Going Behind the Camera
This hot wind of criticism persuade Sidney Poitier to move away from acting roles. He involved himself in the campaign for Bahamian independence, achieved in 1973, and began a new career as a director.
By the end of the 1970s, Poitier formed his own production company with other stars, including Paul Newman and Barbra Streisand.
Poitier starred in and directed comedies with large Black casts — the best known are Uptown Saturday Night, and Let's Do It Again. His debut as a director was Buck and the Preacher, a Western with comic touches, about freed slaves homesteading out West.
As he moved further away from acting, he directed Gene Wilder and Richard Pryor in Stir Crazy in 1980, his biggest commercial hit as director.
Poitier became the first Black actor to receive a life achievement award from the American Film Institute in 1992. Five years later, he was appointed the Bahamas' ambassador to Japan.
In 2002, nearly 75 years old, Sidney Poitier received an honorary Oscar for lifetime achievement. "I accept this award in memory," he said on stage, "of all the African American actors and actresses who went before me in the difficult years, on whose shoulders I was privileged to stand to see where I might go." There was a standing ovation for Sidney Poitier. Halle Berry and Denzel Washington won Best Actress and Best Actor that night, marking a new first at the Oscars.

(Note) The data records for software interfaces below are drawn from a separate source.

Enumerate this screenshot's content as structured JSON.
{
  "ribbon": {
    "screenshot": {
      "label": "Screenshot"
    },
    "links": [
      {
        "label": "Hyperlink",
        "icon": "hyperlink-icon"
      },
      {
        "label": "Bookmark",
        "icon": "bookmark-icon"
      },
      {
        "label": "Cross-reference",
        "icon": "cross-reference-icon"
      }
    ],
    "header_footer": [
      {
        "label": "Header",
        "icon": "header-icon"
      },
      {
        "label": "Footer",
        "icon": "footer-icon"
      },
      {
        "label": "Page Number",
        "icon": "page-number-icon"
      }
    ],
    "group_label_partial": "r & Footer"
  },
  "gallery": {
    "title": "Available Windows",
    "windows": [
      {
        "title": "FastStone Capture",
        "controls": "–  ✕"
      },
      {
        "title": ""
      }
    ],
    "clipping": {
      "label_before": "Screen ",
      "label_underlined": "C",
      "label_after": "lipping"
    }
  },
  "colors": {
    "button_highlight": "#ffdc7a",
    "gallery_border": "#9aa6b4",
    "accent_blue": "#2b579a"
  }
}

In 2009, President Barack Obama awarded Sidney Poitier the Presidential Medal of Freedom, the highest civilian honor in the United States. In 2016 He was awarded a Fellowship by Bafta, a recognition of his outstanding contribution to cinema.